Task directions: Go through the data and report each line that holds the string "Done".

Records provided START

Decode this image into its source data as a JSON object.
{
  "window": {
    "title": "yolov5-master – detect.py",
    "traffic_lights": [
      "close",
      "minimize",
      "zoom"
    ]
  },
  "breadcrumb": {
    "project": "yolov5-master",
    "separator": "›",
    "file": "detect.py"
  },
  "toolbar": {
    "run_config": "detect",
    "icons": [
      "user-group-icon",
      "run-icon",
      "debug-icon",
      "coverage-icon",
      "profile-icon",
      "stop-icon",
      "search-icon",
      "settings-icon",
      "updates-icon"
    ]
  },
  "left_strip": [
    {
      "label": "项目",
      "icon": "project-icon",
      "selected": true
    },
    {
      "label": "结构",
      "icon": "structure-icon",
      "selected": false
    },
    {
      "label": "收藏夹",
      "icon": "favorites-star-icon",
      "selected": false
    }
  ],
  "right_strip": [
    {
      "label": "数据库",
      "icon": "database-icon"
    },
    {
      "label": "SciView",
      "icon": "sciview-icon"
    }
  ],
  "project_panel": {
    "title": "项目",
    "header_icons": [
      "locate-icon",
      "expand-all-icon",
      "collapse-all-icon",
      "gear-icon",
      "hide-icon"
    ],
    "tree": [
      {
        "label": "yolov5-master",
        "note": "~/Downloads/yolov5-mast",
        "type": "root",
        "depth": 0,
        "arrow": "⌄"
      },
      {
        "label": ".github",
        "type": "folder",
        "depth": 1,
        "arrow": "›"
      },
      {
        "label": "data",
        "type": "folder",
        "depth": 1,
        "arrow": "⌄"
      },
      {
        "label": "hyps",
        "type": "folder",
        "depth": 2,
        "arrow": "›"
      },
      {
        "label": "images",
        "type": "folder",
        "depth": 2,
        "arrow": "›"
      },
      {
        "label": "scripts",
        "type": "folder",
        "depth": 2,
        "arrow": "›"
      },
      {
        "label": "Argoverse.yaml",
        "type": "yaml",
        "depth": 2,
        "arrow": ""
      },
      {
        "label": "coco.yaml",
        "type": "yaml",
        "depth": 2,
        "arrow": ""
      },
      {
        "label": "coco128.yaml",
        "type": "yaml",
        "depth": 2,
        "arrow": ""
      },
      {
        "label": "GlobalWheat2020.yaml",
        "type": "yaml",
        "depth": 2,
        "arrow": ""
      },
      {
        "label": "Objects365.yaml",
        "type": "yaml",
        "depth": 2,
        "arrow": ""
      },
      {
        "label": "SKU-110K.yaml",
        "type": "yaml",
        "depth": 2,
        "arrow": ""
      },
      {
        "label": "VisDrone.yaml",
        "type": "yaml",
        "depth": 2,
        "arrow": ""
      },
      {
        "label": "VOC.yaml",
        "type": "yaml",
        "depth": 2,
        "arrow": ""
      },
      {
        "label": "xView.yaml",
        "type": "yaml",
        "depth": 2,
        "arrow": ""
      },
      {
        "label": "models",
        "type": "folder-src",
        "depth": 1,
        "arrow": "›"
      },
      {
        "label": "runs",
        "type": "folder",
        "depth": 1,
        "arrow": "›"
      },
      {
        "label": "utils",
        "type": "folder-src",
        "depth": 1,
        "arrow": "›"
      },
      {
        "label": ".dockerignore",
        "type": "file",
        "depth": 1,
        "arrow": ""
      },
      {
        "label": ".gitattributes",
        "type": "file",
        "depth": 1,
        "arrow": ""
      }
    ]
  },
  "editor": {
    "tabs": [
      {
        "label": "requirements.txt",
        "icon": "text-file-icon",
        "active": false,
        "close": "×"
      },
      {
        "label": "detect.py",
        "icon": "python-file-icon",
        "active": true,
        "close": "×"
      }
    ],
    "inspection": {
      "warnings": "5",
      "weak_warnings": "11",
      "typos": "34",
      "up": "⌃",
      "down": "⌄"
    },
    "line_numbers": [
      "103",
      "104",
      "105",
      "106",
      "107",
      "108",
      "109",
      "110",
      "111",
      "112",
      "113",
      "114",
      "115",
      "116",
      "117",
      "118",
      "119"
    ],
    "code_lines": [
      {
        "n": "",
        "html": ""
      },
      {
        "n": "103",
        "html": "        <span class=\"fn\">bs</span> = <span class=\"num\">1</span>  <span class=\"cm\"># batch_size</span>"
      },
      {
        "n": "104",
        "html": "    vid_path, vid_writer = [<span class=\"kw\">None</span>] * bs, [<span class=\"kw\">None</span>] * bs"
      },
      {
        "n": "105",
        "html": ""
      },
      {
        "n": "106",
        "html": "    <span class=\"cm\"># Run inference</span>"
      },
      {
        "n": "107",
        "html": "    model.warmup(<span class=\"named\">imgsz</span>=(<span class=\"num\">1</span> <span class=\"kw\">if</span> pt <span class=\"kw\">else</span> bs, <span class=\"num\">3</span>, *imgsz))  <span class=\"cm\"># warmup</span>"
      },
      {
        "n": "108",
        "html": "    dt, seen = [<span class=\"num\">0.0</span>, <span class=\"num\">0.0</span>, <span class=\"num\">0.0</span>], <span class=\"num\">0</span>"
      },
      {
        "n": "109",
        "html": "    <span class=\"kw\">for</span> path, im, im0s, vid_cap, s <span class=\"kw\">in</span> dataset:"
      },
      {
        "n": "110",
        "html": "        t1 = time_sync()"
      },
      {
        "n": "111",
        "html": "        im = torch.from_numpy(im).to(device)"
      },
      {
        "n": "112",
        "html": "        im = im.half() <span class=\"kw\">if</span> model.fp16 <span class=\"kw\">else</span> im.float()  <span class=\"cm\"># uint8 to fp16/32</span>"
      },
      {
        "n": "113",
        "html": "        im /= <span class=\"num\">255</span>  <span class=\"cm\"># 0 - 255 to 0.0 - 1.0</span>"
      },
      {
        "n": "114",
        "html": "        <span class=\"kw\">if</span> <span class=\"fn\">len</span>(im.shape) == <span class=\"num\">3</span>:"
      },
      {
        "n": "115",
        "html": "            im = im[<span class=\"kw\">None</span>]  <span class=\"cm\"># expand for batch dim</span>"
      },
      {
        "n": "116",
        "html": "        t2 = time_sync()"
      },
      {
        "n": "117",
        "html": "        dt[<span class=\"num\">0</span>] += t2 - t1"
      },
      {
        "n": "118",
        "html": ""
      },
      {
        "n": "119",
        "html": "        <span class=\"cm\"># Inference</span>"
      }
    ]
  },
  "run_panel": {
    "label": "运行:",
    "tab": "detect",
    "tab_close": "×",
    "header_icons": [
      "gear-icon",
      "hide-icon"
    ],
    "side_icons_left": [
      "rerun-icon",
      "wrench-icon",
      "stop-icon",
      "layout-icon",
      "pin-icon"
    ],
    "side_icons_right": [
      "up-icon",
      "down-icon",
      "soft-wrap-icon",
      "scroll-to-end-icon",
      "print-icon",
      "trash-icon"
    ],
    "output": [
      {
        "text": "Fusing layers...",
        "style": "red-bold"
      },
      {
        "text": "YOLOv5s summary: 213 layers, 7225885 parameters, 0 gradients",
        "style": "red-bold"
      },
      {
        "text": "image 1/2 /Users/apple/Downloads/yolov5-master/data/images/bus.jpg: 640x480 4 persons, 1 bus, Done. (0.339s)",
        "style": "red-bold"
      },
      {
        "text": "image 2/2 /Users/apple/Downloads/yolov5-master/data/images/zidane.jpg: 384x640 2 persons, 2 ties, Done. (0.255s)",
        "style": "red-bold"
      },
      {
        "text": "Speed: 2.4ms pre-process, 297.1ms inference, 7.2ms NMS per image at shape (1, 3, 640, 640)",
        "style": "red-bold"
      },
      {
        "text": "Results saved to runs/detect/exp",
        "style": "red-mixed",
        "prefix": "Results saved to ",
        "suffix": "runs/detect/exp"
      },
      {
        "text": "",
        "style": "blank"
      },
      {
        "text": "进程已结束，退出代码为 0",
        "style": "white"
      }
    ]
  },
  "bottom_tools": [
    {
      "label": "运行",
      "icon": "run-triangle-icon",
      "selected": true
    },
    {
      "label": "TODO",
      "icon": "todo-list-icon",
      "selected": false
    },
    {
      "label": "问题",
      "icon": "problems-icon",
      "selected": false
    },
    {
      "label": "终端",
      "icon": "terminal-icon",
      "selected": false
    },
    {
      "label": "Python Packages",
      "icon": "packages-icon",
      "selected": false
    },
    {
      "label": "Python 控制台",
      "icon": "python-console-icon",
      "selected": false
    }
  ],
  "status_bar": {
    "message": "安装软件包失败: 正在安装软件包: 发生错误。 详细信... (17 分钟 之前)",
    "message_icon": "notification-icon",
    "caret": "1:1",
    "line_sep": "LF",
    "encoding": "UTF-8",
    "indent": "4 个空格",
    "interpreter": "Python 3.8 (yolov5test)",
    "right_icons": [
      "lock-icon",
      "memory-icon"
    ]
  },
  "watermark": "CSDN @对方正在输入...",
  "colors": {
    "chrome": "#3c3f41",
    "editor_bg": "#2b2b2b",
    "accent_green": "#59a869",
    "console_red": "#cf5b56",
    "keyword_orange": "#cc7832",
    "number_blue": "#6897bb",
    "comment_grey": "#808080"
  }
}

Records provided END

Response to the task:
        "text": "image 1/2 /Users/apple/Downloads/yolov5-master/data/images/bus.jpg: 640x480 4 persons, 1 bus, Done. (0.339s)",
        "text": "image 2/2 /Users/apple/Downloads/yolov5-master/data/images/zidane.jpg: 384x640 2 persons, 2 ties, Done. (0.255s)",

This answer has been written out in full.